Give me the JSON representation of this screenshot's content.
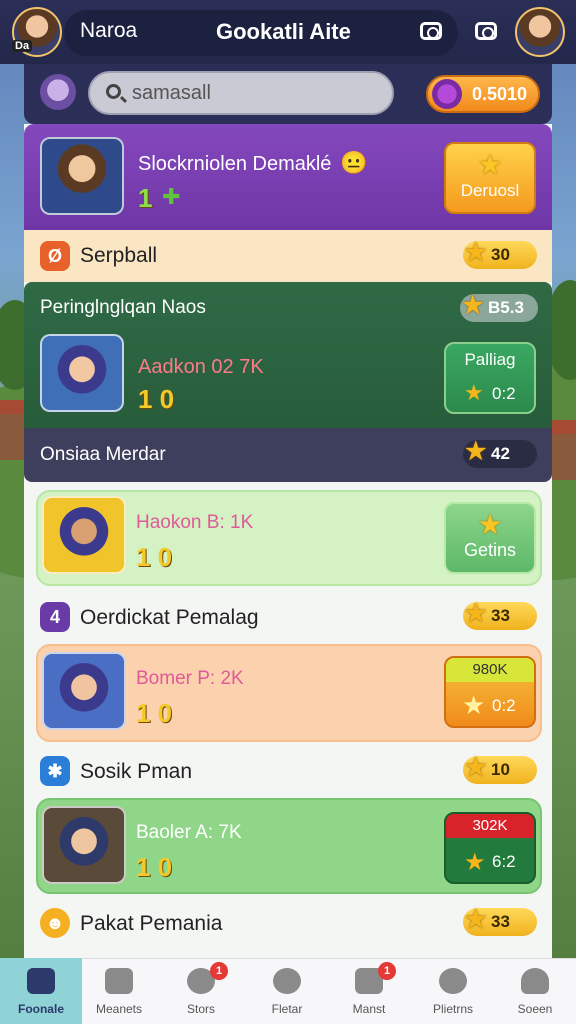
{
  "header": {
    "left_title": "Naroa",
    "title": "Gookatli Aite",
    "avatar_tag": "Da"
  },
  "search": {
    "placeholder": "samasall",
    "currency_value": "0.5010"
  },
  "featured": {
    "title": "Slockrniolen Demaklé",
    "emoji": "😐",
    "level": "1",
    "button_label": "Deruosl"
  },
  "sections": [
    {
      "label": "Serpball",
      "icon_text": "Ø",
      "stars": "30"
    },
    {
      "label": "Onsiaa Merdar",
      "stars": "42"
    },
    {
      "label": "Oerdickat Pemalag",
      "icon_text": "4",
      "stars": "33"
    },
    {
      "label": "Sosik Pman",
      "icon_text": "✱",
      "stars": "10"
    },
    {
      "label": "Pakat Pemania",
      "icon_text": "☻",
      "stars": "33"
    }
  ],
  "green_section": {
    "heading": "Peringlnglqan Naos",
    "heading_badge": "B5.3",
    "game_title": "Aadkon 02 7K",
    "level": "1 0",
    "button_top": "Palliag",
    "button_bottom": "0:2"
  },
  "games": [
    {
      "title": "Haokon B: 1K",
      "level": "1 0",
      "button_label": "Getins"
    },
    {
      "title": "Bomer P: 2K",
      "level": "1 0",
      "button_top": "980K",
      "button_bottom": "0:2"
    },
    {
      "title": "Baoler A: 7K",
      "level": "1 0",
      "button_top": "302K",
      "button_bottom": "6:2"
    }
  ],
  "nav": [
    {
      "label": "Foonale",
      "active": true
    },
    {
      "label": "Meanets"
    },
    {
      "label": "Stors",
      "badge": "1"
    },
    {
      "label": "Fletar"
    },
    {
      "label": "Manst",
      "badge": "1"
    },
    {
      "label": "Plietrns"
    },
    {
      "label": "Soeen"
    }
  ],
  "colors": {
    "header_bg": "#2b2f58",
    "featured_bg": "#7b3fb0",
    "green_section_bg": "#2f6a45",
    "accent_orange": "#f28a1c",
    "star": "#f6b51a"
  }
}
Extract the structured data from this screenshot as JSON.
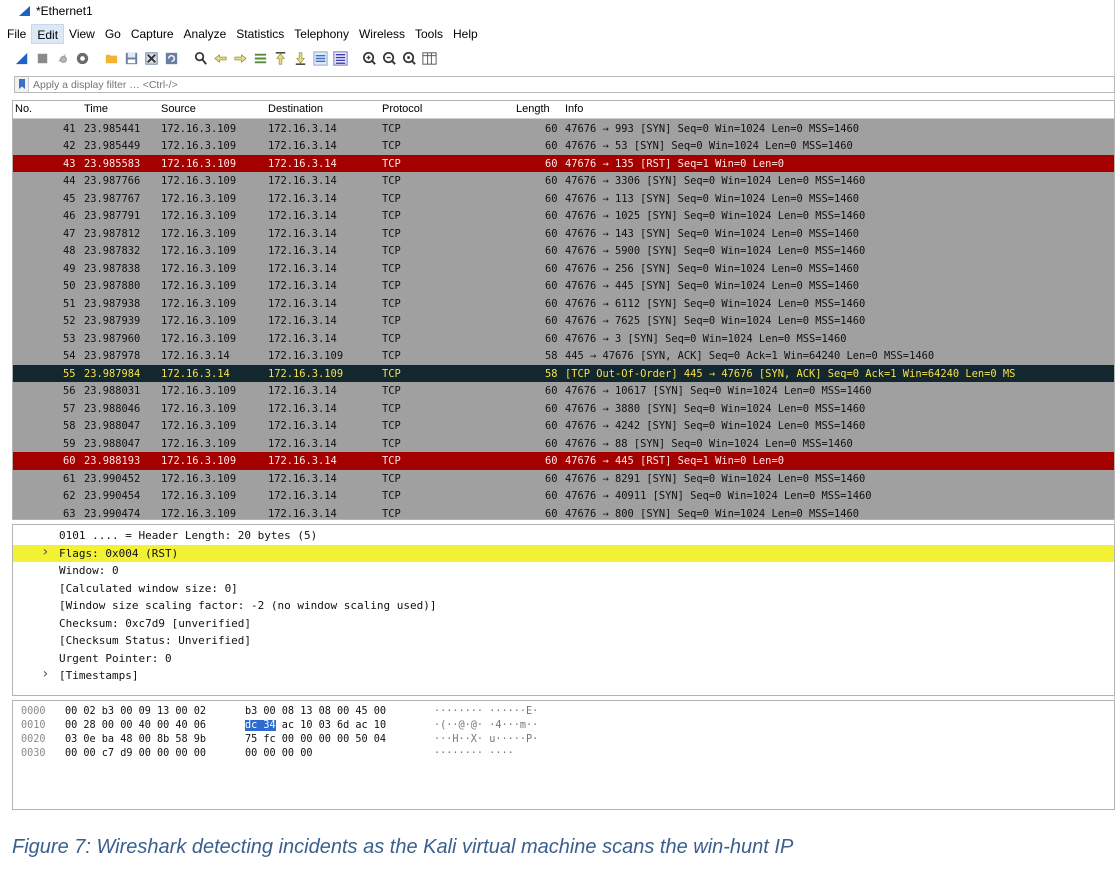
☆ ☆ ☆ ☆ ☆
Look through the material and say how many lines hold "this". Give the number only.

2